Locke himself benefits from the heightened graphics. The old laptop didn't show a difference between the Heroic complexion and the Standard1 Complexion.

Rowan. Notice the difference in the uniform texture.

Shrel, one of Rowan's Andorians, shows the differences there.

Finally, though not a crewmember, Sulu was one of the drastic things I noticed. I hadn't realized how old he actually is supposed to be.


I have played Lord of the Rings Online a couple of times over the past week or so; and frankly, it's a bit disappointing. The graphics are great and I like the animations. The controls are a little off, in my opinion, especially since I use a trackball mouse for movement and sometimes the toon would keep moving even when I thought it should stop. I couldn't auto-engage enemies the way I do with WoW, and I even have a better time navigating STO. Ultimately, I just don't find the game-play engaging enough to continue. WoW (and STO to a lesser extent) drew me in, within a few minutes I was excited by the game, and within a couple of sessions, I was hooked. LOTRO, not so much. I can't explain better than that, given the level of interest I have right now. I just wanted to update anyone who is interested. I took few screenshots, but I will probably not return to Middle Earth anytime soon.

Starfleet Officers in Short Skirts!

Thanks to GeeCee and Beckett, I am now the proud owner of TOS Uniform options on STO. Rowan and Larrea are already decked out, but I'm thinking about the others.
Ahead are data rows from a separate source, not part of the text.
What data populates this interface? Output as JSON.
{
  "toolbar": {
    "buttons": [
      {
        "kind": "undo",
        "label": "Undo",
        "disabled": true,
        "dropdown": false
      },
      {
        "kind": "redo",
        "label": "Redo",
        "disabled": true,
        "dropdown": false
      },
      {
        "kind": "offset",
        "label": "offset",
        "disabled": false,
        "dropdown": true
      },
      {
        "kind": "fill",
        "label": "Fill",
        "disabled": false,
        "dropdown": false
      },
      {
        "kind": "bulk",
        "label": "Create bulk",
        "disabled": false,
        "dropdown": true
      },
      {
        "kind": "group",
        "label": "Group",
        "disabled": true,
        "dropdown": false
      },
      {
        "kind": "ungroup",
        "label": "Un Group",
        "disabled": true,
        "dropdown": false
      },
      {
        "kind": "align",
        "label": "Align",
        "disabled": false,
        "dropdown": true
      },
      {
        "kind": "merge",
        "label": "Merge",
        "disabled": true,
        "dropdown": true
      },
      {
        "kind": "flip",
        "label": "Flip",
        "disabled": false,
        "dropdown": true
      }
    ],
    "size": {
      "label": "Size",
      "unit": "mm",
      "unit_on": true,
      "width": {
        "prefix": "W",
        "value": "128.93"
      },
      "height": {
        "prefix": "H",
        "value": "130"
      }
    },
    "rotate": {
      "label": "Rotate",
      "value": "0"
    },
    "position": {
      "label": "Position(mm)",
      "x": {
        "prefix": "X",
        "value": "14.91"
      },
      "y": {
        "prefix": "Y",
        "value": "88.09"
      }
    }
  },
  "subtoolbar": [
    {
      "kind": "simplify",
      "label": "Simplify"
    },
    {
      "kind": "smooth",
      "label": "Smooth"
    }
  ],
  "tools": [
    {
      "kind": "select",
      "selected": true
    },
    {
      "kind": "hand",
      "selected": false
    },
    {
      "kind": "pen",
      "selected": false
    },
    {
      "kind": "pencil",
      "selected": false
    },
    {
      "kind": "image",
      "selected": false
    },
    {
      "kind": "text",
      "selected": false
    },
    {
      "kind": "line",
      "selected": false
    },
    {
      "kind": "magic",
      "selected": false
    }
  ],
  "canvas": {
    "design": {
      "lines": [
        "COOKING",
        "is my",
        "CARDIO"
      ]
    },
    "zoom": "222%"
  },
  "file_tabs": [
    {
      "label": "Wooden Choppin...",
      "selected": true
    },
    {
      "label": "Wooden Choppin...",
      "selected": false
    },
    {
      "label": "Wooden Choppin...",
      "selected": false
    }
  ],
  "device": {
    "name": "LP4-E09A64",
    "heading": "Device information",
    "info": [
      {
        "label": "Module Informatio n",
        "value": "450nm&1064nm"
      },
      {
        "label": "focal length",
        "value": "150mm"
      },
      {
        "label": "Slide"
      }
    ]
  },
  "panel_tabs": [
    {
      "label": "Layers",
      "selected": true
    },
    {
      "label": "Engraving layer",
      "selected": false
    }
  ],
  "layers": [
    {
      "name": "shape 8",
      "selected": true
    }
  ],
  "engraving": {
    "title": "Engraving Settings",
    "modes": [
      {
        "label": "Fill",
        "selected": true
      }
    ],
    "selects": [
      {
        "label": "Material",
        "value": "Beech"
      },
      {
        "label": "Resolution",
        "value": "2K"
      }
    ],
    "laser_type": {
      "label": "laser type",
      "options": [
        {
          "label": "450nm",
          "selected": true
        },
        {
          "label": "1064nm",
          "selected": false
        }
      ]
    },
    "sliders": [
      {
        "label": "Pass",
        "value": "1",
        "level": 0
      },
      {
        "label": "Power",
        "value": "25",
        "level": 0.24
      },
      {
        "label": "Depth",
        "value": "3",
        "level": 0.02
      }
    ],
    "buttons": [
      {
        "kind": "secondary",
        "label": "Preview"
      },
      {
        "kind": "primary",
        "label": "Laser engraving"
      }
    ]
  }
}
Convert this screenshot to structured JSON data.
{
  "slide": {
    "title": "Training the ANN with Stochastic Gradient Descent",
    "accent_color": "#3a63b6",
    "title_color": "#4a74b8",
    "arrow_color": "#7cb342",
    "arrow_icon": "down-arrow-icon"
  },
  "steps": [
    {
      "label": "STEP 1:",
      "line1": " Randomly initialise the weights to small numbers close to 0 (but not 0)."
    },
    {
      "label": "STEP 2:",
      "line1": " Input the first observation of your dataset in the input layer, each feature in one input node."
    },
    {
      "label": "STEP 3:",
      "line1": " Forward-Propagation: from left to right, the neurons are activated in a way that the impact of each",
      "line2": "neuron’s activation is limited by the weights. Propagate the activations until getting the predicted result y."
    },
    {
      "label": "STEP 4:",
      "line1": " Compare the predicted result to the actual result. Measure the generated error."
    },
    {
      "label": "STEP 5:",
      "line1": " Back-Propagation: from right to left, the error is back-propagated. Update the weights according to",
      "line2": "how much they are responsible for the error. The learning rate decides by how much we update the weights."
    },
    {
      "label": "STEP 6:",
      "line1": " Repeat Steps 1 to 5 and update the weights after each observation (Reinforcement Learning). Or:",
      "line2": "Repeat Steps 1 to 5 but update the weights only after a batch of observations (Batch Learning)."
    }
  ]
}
I am also debating whether to use the actual full uniforms for various reasons, I like the shiny "leather" outfits and the TOS stuff is cloth and not shiny. And I don't have a good reason RP wise for actual uniform colors and styles from the TOS era like Adventure Historian. Anyway, I should be in bed. I'll get better shots of Rowan and the others, but here's what I got for now.

Tuesday, April 6, 2010

Equipment Upgrade

From a gaming standpoint, my laptop wasn't cutting it, and my desktop is stretched to its limit, so it was time to get a new computer.

I am currently downloading WoW and the patches for STO, while watching a History Channel show about "How the States Got Their Shapes."

Monday, April 5, 2010

That's Commander Starblanket to You

Say hello to Starfleet's newest commander.
Rowan in her dress uniform.
Her mother would be proud, if Vulcans ever expressed pride.